Undeterred in the game of punitive sanctions, Russia started its own tit-for-tat measures, banning British flights to and over its territory in retaliation to a similar U.K. ban on Aeroflot flights.
Yet with the Kremlin’s eyes fully targeted on expanding the attacks on Ukraine, almost of the action was still going one way.
European Union leaders discussed until the early hours Friday any ways to hit Putin even harder than the two sets of sanctions that it already approved.
“We are hitting the regime at all levels and we are hitting it hardest,” Dutch Prime Minister Mark Rutte said early Friday.
The 27-nation bloc and other Western powers like the United States and the United Kingdom have agreed on a slew of sanction hitting everything from the banking sector to oil refineries and the defense sector. EU foreign ministers will push the approval process further later in the day.
And just as Russia was making a pincer movement to choke Ukraine and its capital Kyiv, Western powers were implementing measures aimed at “asphyxiating Russia’s economy,” in the words of French Foreign Minister Jean-Yves Le Drian.
Seeking to buttress its eastern flank, the NATO alliance was holding a virtual summit of government leaders, including U.S. President Joe Biden, later Friday.
In terms unheard since the Cold War, threats were flying from all sides and ran through society, even including sports.
The May 28 UEFA Champions League final, the Superbowl of European soccer, was stripped from St. Petersburg and replaced by Paris after the involvement of French President Emmanuel Macron.
Action wasn’t only limited to Western powers. Countries in Asia and the Pacific have joined the United States, the 27-nation European Union and others in the West in piling on punitive measures against Russian banks and leading companies. The nations have also set up export controls aimed at starving Russia’s industries and military of semiconductors and other high-tech products.
“Japan must clearly show its position that we will never tolerate any attempt to change the status quo by force,” Prime Minister Fumio Kishida told reporters Friday while announcing new punitive measures that included freezing the visas and assets of Russian groups, banks and individuals, and the suspension of shipments of semiconductors and other restricted goods to Russian military-linked organizations.
New Zealand Prime Minister Jacinda Ardern said “an unthinkable number of innocent lives could be lost because of Russia’s decision,” and announced targeted travel bans against Russian officials and other measures.
Taiwan announced Friday that it would join in economic sanctions, although it did not specify what those would be. They could potentially be focused on export control of semiconductor chips, where Taiwan is the dominant producer.
While most nations in Asia rallied to support Ukraine, China has continued to denounce sanctions against Russia and blamed the United States and its allies for provoking Moscow.
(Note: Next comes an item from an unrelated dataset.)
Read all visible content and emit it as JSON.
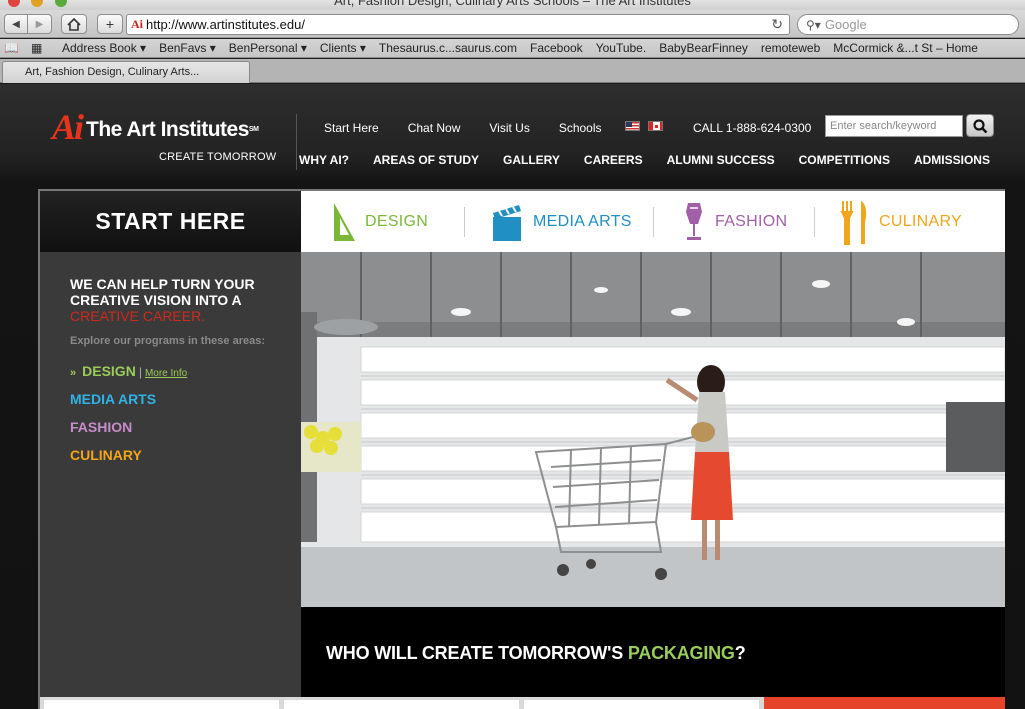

Beijing, worried about U.S. power in Asia, has increasingly aligned its foreign policy with Russia to challenge the West.
“Tthe Chinese government is following through on easing trade restrictions with Russia and that is simply unacceptable,” Australian Prime Minister Scott Morrison complained. “You don’t go and throw a lifeline to Russia in the middle of a period when they’re invading another country,” he added.
South Korean President Moon Jae-in said his nation will join international sanctions, but won’t consider unilateral sanctions.
Indian Prime Minister Narendra Modi phoned Putin late Thursday and appealed for an “immediate cessation of violence,” his office said in a statement. His permanent U.N. representative stopped short of either condemning Russia or acknowledging Ukraine’s sovereignty.
The cautious statement reflects India’s delicate position. It relies heavily on Russia, a historic partner, for military equipment but has sought to strengthen ties with the West over the years.
At the United Nations, officials set aside $20 million to boost U.N. humanitarian operations in Ukraine. Separately, the U.N. Security Council is expected to vote Friday on a resolution condemning Russia and demanding the immediate withdrawal of all its forces. Moscow, however, is certain to veto it.
The European Union Aviation Safety Agency extended to 200 nautical miles the airspace it considers risky, and warned of “the threat of missile launches to and from Ukraine.”
Protests by Ukrainians and their supporters were planned Friday across Asia and Europe. Public buildings, sports stadiums and landmarks in the Australia and Europe were illuminated in Ukraine’s national colors of blue and yellow.
Foster Klug reported from Tokyo. AP journalists across the world contributed to this story.